“Once, at one of our auctions, I was working the front desk and there were five or six Bic pens on the table,” Ann explains. “My boss walked by and went, ‘Who’s securing these pens? Someone could just walk away with one of these!’ Never mind they’re like 99¢ for a pack.” Ann had no idea why her boss cared about the pens, but she took them off the table. “Ten minutes later, he needed to write something down and went, ‘Goddammit, Ann, what the hell did you do with all of the pens?’ So I put the pens back.” She didn’t apologize, but she didn’t point out her boss’s irrationality to him, either.
Dattner says both Lynn and Ann have made smart decisions about accepting blame: “Making yourself more vulnerable in short term can make you powerful in long term.” But, he says, the type of infractions this rule applies to must be relatively minor—maybe a report isn’t ready on time, or one of the projects you’re working on came in over budget. Taking the blame never applies to illegal or unethical situations.
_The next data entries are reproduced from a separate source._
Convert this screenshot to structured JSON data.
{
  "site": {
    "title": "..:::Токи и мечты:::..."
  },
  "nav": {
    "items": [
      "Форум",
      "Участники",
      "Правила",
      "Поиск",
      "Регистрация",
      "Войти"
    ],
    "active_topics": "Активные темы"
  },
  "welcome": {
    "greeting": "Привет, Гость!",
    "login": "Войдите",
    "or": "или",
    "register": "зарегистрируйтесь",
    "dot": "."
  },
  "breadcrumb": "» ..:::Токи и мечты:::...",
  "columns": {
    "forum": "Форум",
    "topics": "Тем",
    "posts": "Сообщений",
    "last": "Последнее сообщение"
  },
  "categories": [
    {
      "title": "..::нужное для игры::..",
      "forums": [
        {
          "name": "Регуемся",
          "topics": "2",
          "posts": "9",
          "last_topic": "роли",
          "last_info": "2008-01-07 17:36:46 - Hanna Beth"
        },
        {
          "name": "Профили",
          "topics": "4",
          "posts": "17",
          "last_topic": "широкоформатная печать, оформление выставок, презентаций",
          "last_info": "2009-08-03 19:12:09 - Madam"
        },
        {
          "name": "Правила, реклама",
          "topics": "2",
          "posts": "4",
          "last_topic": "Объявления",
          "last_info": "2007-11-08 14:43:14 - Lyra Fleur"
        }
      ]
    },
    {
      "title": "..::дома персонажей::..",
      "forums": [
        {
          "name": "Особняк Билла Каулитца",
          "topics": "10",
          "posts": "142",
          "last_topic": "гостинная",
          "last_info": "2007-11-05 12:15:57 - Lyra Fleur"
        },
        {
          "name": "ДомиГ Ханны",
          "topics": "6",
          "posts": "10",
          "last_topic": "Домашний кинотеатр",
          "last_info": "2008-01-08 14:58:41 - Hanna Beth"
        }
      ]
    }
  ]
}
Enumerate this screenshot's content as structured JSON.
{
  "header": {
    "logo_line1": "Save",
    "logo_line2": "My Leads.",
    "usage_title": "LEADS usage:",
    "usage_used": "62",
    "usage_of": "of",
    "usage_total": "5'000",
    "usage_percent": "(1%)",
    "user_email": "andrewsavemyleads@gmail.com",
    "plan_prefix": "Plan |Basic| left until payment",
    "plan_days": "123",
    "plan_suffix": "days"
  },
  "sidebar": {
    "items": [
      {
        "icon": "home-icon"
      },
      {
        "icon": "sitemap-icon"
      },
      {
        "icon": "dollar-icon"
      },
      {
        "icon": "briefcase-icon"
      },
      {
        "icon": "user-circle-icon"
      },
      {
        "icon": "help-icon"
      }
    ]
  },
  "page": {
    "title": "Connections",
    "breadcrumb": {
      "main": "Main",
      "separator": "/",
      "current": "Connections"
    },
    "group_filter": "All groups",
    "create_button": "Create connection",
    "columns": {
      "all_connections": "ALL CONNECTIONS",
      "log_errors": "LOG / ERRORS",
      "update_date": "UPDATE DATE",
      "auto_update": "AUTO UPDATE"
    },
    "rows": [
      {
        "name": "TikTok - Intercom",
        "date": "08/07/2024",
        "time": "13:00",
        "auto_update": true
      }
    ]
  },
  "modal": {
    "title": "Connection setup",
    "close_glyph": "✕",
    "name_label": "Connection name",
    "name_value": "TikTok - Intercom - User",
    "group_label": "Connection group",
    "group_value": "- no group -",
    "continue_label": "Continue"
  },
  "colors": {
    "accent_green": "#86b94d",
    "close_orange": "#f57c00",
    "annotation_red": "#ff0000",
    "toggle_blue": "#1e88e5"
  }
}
As soon as something like that happens, the rules change. Don’t lie, don’t cheat, don’t cook the books or let someone pretend that you did. There’s a difference between taking one for the team and being the fall guy.
And if you work at a newspaper, you should probably learn how to spell “goulash.”